◆ **Items from a data source**
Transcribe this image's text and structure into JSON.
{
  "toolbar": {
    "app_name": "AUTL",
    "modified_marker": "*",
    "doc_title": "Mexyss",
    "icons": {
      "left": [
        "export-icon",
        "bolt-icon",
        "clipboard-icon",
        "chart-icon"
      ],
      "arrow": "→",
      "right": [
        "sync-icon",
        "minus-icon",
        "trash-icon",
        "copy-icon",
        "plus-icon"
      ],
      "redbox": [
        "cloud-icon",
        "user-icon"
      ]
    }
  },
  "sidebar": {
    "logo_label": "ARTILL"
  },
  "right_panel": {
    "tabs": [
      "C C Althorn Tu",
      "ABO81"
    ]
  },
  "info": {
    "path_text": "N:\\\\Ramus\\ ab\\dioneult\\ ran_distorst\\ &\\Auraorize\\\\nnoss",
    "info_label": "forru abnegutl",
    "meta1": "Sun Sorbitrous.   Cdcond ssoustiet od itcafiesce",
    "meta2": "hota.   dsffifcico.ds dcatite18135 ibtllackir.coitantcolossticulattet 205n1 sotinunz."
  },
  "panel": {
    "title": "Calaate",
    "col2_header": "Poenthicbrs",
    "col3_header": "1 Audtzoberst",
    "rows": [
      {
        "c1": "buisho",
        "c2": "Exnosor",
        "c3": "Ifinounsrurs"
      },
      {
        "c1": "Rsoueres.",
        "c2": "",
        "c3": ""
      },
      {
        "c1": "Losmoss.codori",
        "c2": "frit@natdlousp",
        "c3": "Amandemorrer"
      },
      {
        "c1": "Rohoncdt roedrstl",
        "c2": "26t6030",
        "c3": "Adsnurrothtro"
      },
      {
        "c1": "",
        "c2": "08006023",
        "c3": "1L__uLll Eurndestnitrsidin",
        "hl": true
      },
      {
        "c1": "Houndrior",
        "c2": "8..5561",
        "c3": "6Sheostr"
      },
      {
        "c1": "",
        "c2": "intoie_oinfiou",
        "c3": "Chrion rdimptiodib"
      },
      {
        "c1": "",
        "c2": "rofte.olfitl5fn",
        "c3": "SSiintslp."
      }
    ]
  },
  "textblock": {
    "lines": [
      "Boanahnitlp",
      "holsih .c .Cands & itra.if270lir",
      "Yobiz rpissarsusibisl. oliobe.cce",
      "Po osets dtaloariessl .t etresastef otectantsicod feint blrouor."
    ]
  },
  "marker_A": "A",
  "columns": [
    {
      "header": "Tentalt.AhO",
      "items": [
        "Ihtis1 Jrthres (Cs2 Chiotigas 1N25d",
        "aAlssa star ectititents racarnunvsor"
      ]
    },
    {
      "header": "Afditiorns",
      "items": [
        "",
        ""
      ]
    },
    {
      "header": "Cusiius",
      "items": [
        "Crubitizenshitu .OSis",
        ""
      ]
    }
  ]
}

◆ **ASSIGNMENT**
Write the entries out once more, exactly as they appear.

◆ **EXERCISE RESULT**
Transcribe this image's text and structure into JSON.
{
  "toolbar": {
    "app_name": "AUTL",
    "modified_marker": "*",
    "doc_title": "Mexyss",
    "icons": {
      "left": [
        "export-icon",
        "bolt-icon",
        "clipboard-icon",
        "chart-icon"
      ],
      "arrow": "→",
      "right": [
        "sync-icon",
        "minus-icon",
        "trash-icon",
        "copy-icon",
        "plus-icon"
      ],
      "redbox": [
        "cloud-icon",
        "user-icon"
      ]
    }
  },
  "sidebar": {
    "logo_label": "ARTILL"
  },
  "right_panel": {
    "tabs": [
      "C C Althorn Tu",
      "ABO81"
    ]
  },
  "info": {
    "path_text": "N:\\\\Ramus\\ ab\\dioneult\\ ran_distorst\\ &\\Auraorize\\\\nnoss",
    "info_label": "forru abnegutl",
    "meta1": "Sun Sorbitrous.   Cdcond ssoustiet od itcafiesce",
    "meta2": "hota.   dsffifcico.ds dcatite18135 ibtllackir.coitantcolossticulattet 205n1 sotinunz."
  },
  "panel": {
    "title": "Calaate",
    "col2_header": "Poenthicbrs",
    "col3_header": "1 Audtzoberst",
    "rows": [
      {
        "c1": "buisho",
        "c2": "Exnosor",
        "c3": "Ifinounsrurs"
      },
      {
        "c1": "Rsoueres.",
        "c2": "",
        "c3": ""
      },
      {
        "c1": "Losmoss.codori",
        "c2": "frit@natdlousp",
        "c3": "Amandemorrer"
      },
      {
        "c1": "Rohoncdt roedrstl",
        "c2": "26t6030",
        "c3": "Adsnurrothtro"
      },
      {
        "c1": "",
        "c2": "08006023",
        "c3": "1L__uLll Eurndestnitrsidin",
        "hl": true
      },
      {
        "c1": "Houndrior",
        "c2": "8..5561",
        "c3": "6Sheostr"
      },
      {
        "c1": "",
        "c2": "intoie_oinfiou",
        "c3": "Chrion rdimptiodib"
      },
      {
        "c1": "",
        "c2": "rofte.olfitl5fn",
        "c3": "SSiintslp."
      }
    ]
  },
  "textblock": {
    "lines": [
      "Boanahnitlp",
      "holsih .c .Cands & itra.if270lir",
      "Yobiz rpissarsusibisl. oliobe.cce",
      "Po osets dtaloariessl .t etresastef otectantsicod feint blrouor."
    ]
  },
  "marker_A": "A",
  "columns": [
    {
      "header": "Tentalt.AhO",
      "items": [
        "Ihtis1 Jrthres (Cs2 Chiotigas 1N25d",
        "aAlssa star ectititents racarnunvsor"
      ]
    },
    {
      "header": "Afditiorns",
      "items": [
        "",
        ""
      ]
    },
    {
      "header": "Cusiius",
      "items": [
        "Crubitizenshitu .OSis",
        ""
      ]
    }
  ]
}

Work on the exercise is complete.